*DATA IN THIS EXERCISE*
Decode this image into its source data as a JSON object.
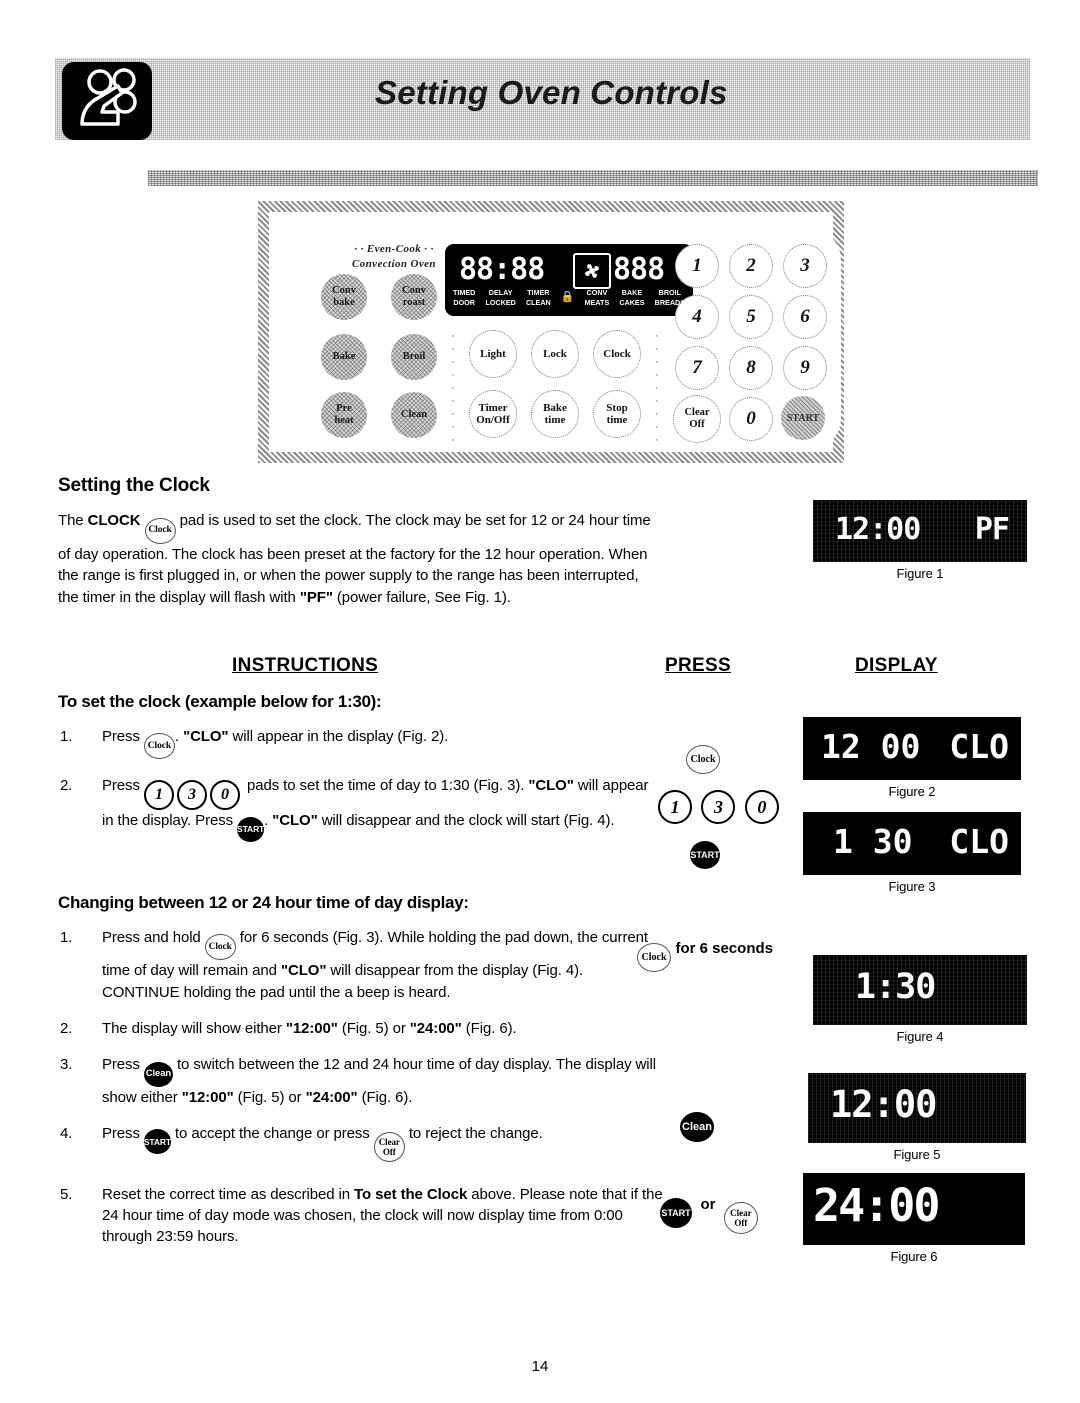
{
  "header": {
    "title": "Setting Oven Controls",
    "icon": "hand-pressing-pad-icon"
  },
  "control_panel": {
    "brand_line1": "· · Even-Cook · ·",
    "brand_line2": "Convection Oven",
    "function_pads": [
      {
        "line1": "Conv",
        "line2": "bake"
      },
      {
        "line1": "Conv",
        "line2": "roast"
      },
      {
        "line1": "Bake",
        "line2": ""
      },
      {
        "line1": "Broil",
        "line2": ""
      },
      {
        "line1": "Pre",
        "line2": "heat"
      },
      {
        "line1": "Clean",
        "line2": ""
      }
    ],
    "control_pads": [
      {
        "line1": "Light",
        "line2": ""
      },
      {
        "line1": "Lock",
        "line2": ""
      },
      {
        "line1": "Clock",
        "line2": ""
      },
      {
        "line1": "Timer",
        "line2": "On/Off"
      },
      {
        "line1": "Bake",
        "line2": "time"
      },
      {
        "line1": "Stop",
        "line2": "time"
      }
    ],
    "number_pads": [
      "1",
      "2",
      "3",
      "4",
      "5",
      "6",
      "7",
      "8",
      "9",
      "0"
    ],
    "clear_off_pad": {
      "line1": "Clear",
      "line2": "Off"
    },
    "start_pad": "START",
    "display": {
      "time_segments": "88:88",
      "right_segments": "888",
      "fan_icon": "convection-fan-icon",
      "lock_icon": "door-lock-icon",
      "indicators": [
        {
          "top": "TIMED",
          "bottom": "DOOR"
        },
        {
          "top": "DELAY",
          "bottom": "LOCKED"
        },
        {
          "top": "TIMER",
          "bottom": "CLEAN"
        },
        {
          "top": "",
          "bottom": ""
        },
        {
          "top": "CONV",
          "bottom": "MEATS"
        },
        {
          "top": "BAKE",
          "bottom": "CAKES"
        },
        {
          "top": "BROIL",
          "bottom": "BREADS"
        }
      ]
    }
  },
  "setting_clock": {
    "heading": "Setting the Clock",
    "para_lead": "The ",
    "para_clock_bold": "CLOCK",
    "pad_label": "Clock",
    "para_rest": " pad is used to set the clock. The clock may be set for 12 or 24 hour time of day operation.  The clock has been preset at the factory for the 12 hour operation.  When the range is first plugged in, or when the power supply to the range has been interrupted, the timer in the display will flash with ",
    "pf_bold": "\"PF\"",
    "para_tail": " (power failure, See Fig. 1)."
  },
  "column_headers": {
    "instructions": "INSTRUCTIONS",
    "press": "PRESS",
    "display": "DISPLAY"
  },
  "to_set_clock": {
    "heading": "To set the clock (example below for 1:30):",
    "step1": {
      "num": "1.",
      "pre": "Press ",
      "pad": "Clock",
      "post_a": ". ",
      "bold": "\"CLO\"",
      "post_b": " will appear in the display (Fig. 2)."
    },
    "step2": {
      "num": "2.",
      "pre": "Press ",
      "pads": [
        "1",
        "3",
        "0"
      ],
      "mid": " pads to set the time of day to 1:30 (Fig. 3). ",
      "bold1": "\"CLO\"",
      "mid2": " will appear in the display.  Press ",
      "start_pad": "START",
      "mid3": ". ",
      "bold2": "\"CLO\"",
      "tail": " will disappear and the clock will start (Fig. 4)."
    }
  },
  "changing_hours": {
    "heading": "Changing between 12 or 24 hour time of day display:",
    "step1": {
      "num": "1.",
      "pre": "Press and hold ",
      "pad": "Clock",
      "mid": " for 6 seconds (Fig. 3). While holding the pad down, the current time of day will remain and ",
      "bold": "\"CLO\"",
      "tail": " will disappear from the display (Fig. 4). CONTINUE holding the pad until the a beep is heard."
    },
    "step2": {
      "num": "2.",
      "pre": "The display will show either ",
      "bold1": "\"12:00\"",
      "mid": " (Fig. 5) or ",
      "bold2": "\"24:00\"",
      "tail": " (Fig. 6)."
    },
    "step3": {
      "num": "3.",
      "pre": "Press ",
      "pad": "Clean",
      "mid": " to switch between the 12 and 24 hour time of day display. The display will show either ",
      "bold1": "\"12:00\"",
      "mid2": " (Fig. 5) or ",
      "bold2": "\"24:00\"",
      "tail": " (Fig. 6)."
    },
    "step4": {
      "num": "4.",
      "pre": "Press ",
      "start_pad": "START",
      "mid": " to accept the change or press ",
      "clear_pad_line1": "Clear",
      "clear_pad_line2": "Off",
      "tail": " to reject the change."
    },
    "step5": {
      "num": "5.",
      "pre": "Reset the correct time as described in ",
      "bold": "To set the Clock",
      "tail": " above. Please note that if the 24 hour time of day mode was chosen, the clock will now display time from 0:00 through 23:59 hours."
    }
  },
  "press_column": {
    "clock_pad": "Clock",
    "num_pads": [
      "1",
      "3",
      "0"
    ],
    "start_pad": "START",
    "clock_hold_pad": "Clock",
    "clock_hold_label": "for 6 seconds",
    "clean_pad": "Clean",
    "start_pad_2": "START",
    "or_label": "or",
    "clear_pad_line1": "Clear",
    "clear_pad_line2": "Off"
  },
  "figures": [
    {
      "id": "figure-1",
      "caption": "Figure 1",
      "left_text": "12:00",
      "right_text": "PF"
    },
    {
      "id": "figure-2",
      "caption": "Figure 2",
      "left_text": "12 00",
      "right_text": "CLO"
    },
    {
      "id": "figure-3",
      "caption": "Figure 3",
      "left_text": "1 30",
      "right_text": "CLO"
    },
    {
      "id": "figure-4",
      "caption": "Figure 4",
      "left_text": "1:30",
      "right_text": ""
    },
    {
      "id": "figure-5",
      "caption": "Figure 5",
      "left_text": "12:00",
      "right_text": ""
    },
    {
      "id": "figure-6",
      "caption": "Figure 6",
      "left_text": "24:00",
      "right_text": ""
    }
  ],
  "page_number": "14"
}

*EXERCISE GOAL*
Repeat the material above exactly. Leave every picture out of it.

*TASK SOLUTION*
Decode this image into its source data as a JSON object.
{
  "header": {
    "title": "Setting Oven Controls",
    "icon": "hand-pressing-pad-icon"
  },
  "control_panel": {
    "brand_line1": "· · Even-Cook · ·",
    "brand_line2": "Convection Oven",
    "function_pads": [
      {
        "line1": "Conv",
        "line2": "bake"
      },
      {
        "line1": "Conv",
        "line2": "roast"
      },
      {
        "line1": "Bake",
        "line2": ""
      },
      {
        "line1": "Broil",
        "line2": ""
      },
      {
        "line1": "Pre",
        "line2": "heat"
      },
      {
        "line1": "Clean",
        "line2": ""
      }
    ],
    "control_pads": [
      {
        "line1": "Light",
        "line2": ""
      },
      {
        "line1": "Lock",
        "line2": ""
      },
      {
        "line1": "Clock",
        "line2": ""
      },
      {
        "line1": "Timer",
        "line2": "On/Off"
      },
      {
        "line1": "Bake",
        "line2": "time"
      },
      {
        "line1": "Stop",
        "line2": "time"
      }
    ],
    "number_pads": [
      "1",
      "2",
      "3",
      "4",
      "5",
      "6",
      "7",
      "8",
      "9",
      "0"
    ],
    "clear_off_pad": {
      "line1": "Clear",
      "line2": "Off"
    },
    "start_pad": "START",
    "display": {
      "time_segments": "88:88",
      "right_segments": "888",
      "fan_icon": "convection-fan-icon",
      "lock_icon": "door-lock-icon",
      "indicators": [
        {
          "top": "TIMED",
          "bottom": "DOOR"
        },
        {
          "top": "DELAY",
          "bottom": "LOCKED"
        },
        {
          "top": "TIMER",
          "bottom": "CLEAN"
        },
        {
          "top": "",
          "bottom": ""
        },
        {
          "top": "CONV",
          "bottom": "MEATS"
        },
        {
          "top": "BAKE",
          "bottom": "CAKES"
        },
        {
          "top": "BROIL",
          "bottom": "BREADS"
        }
      ]
    }
  },
  "setting_clock": {
    "heading": "Setting the Clock",
    "para_lead": "The ",
    "para_clock_bold": "CLOCK",
    "pad_label": "Clock",
    "para_rest": " pad is used to set the clock. The clock may be set for 12 or 24 hour time of day operation.  The clock has been preset at the factory for the 12 hour operation.  When the range is first plugged in, or when the power supply to the range has been interrupted, the timer in the display will flash with ",
    "pf_bold": "\"PF\"",
    "para_tail": " (power failure, See Fig. 1)."
  },
  "column_headers": {
    "instructions": "INSTRUCTIONS",
    "press": "PRESS",
    "display": "DISPLAY"
  },
  "to_set_clock": {
    "heading": "To set the clock (example below for 1:30):",
    "step1": {
      "num": "1.",
      "pre": "Press ",
      "pad": "Clock",
      "post_a": ". ",
      "bold": "\"CLO\"",
      "post_b": " will appear in the display (Fig. 2)."
    },
    "step2": {
      "num": "2.",
      "pre": "Press ",
      "pads": [
        "1",
        "3",
        "0"
      ],
      "mid": " pads to set the time of day to 1:30 (Fig. 3). ",
      "bold1": "\"CLO\"",
      "mid2": " will appear in the display.  Press ",
      "start_pad": "START",
      "mid3": ". ",
      "bold2": "\"CLO\"",
      "tail": " will disappear and the clock will start (Fig. 4)."
    }
  },
  "changing_hours": {
    "heading": "Changing between 12 or 24 hour time of day display:",
    "step1": {
      "num": "1.",
      "pre": "Press and hold ",
      "pad": "Clock",
      "mid": " for 6 seconds (Fig. 3). While holding the pad down, the current time of day will remain and ",
      "bold": "\"CLO\"",
      "tail": " will disappear from the display (Fig. 4). CONTINUE holding the pad until the a beep is heard."
    },
    "step2": {
      "num": "2.",
      "pre": "The display will show either ",
      "bold1": "\"12:00\"",
      "mid": " (Fig. 5) or ",
      "bold2": "\"24:00\"",
      "tail": " (Fig. 6)."
    },
    "step3": {
      "num": "3.",
      "pre": "Press ",
      "pad": "Clean",
      "mid": " to switch between the 12 and 24 hour time of day display. The display will show either ",
      "bold1": "\"12:00\"",
      "mid2": " (Fig. 5) or ",
      "bold2": "\"24:00\"",
      "tail": " (Fig. 6)."
    },
    "step4": {
      "num": "4.",
      "pre": "Press ",
      "start_pad": "START",
      "mid": " to accept the change or press ",
      "clear_pad_line1": "Clear",
      "clear_pad_line2": "Off",
      "tail": " to reject the change."
    },
    "step5": {
      "num": "5.",
      "pre": "Reset the correct time as described in ",
      "bold": "To set the Clock",
      "tail": " above. Please note that if the 24 hour time of day mode was chosen, the clock will now display time from 0:00 through 23:59 hours."
    }
  },
  "press_column": {
    "clock_pad": "Clock",
    "num_pads": [
      "1",
      "3",
      "0"
    ],
    "start_pad": "START",
    "clock_hold_pad": "Clock",
    "clock_hold_label": "for 6 seconds",
    "clean_pad": "Clean",
    "start_pad_2": "START",
    "or_label": "or",
    "clear_pad_line1": "Clear",
    "clear_pad_line2": "Off"
  },
  "figures": [
    {
      "id": "figure-1",
      "caption": "Figure 1",
      "left_text": "12:00",
      "right_text": "PF"
    },
    {
      "id": "figure-2",
      "caption": "Figure 2",
      "left_text": "12 00",
      "right_text": "CLO"
    },
    {
      "id": "figure-3",
      "caption": "Figure 3",
      "left_text": "1 30",
      "right_text": "CLO"
    },
    {
      "id": "figure-4",
      "caption": "Figure 4",
      "left_text": "1:30",
      "right_text": ""
    },
    {
      "id": "figure-5",
      "caption": "Figure 5",
      "left_text": "12:00",
      "right_text": ""
    },
    {
      "id": "figure-6",
      "caption": "Figure 6",
      "left_text": "24:00",
      "right_text": ""
    }
  ],
  "page_number": "14"
}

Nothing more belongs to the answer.